Ethnicity can contribute to the success or failure of a co-management system. Some scholars emphasise that in a situation in which homogenous ethnicity exists there is a greater chance of attaining successful co-management than for heterogeneous ethnicity (Jodha, 1996; Lim, Yoshiaki, & Yukio, 1995; Pinkerton, 1987). Kideghesho and Mtoni (2008) reveal that heterogeneous ethnicity results in the delayed development of co-management institutional arrangements. In their research, these authors found that the presence of many ethnic groups within a particular social-ecological environment results in dilution effects for the culture, leading to a lack of social cohesion; they also discovered that one strong traditional institution is required for building an operational local organisational setting as a preparatory phase for co-management.

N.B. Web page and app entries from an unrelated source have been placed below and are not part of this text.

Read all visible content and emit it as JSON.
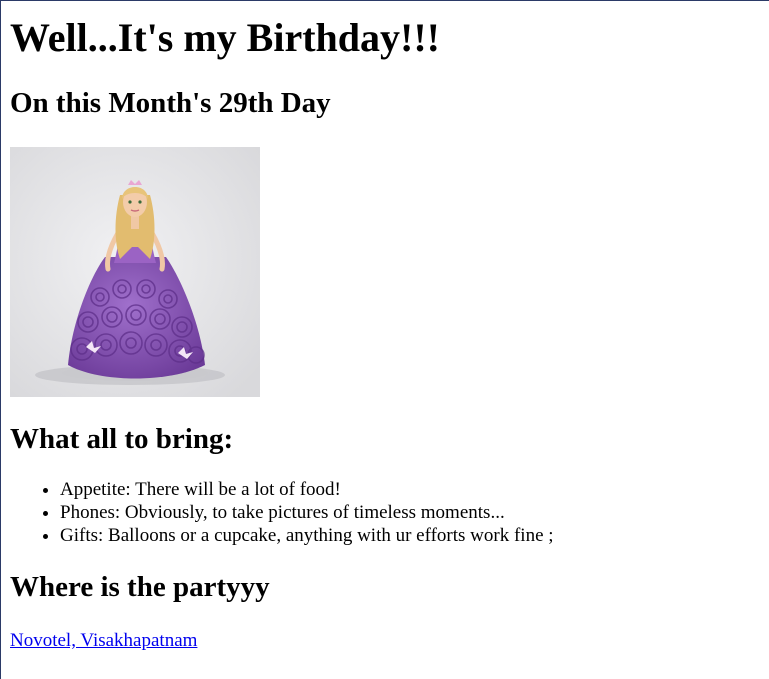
{
  "heading": "Well...It's my Birthday!!!",
  "subheading": "On this Month's 29th Day",
  "image": {
    "icon": "princess-doll-cake-icon",
    "colors": {
      "background": "#e6e6e8",
      "dress": "#8a55b8",
      "dress_dark": "#6e3d9d",
      "hair": "#e5c27a",
      "skin": "#f0c8a5"
    }
  },
  "bring": {
    "title": "What all to bring:",
    "items": [
      "Appetite: There will be a lot of food!",
      "Phones: Obviously, to take pictures of timeless moments...",
      "Gifts: Balloons or a cupcake, anything with ur efforts work fine ;"
    ]
  },
  "party": {
    "title": "Where is the partyyy",
    "link_text": "Novotel, Visakhapatnam"
  },
  "colors": {
    "link": "#0000ee",
    "frame_border": "#2b3a67"
  }
}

Natural resource management systems are made up of various institutions that govern and mediate the practices of actors that occur within some arrangements, and therefore, an analysis of co-management at Lake Jipe cannot omit them. While these concepts regularly emerge in co-management literature, they are often confused with one another. In this thesis, however, these concepts are used for analysing co-management arrangements, and through this analysis a clear definition of these concepts will be presented.

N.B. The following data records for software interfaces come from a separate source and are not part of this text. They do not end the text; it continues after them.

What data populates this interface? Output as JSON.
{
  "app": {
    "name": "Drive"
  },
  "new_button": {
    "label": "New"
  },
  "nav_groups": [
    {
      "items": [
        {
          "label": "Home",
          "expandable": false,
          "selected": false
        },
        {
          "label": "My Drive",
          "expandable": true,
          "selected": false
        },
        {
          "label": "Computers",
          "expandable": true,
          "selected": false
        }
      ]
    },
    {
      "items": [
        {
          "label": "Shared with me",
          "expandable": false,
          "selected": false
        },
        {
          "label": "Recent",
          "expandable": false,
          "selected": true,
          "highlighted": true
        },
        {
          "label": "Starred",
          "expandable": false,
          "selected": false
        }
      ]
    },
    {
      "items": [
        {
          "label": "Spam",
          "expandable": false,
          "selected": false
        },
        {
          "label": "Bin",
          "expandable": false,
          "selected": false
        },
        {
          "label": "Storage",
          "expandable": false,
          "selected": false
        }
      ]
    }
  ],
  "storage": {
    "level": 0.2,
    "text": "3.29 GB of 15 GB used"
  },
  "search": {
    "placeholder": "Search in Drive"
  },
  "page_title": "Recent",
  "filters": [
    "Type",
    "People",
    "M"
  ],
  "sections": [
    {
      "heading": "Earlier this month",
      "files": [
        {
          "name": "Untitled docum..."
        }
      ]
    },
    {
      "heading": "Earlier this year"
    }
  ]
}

One such attribute might be the existence of a legal mechanism. Pomeroy et al. (2001) assert that the existence of property rights alone is not sufficient to enforce the sustainable use of natural resources. Whereas property rights should clearly provide for mechanisms (administrative, economic, and collective) and structures for the allocation of property rights to optimise their use while conserving resources, there should also be a legal mechanism for enforcing rights (Pomeroy, 1995; Pomeroy & Berkes, 1997).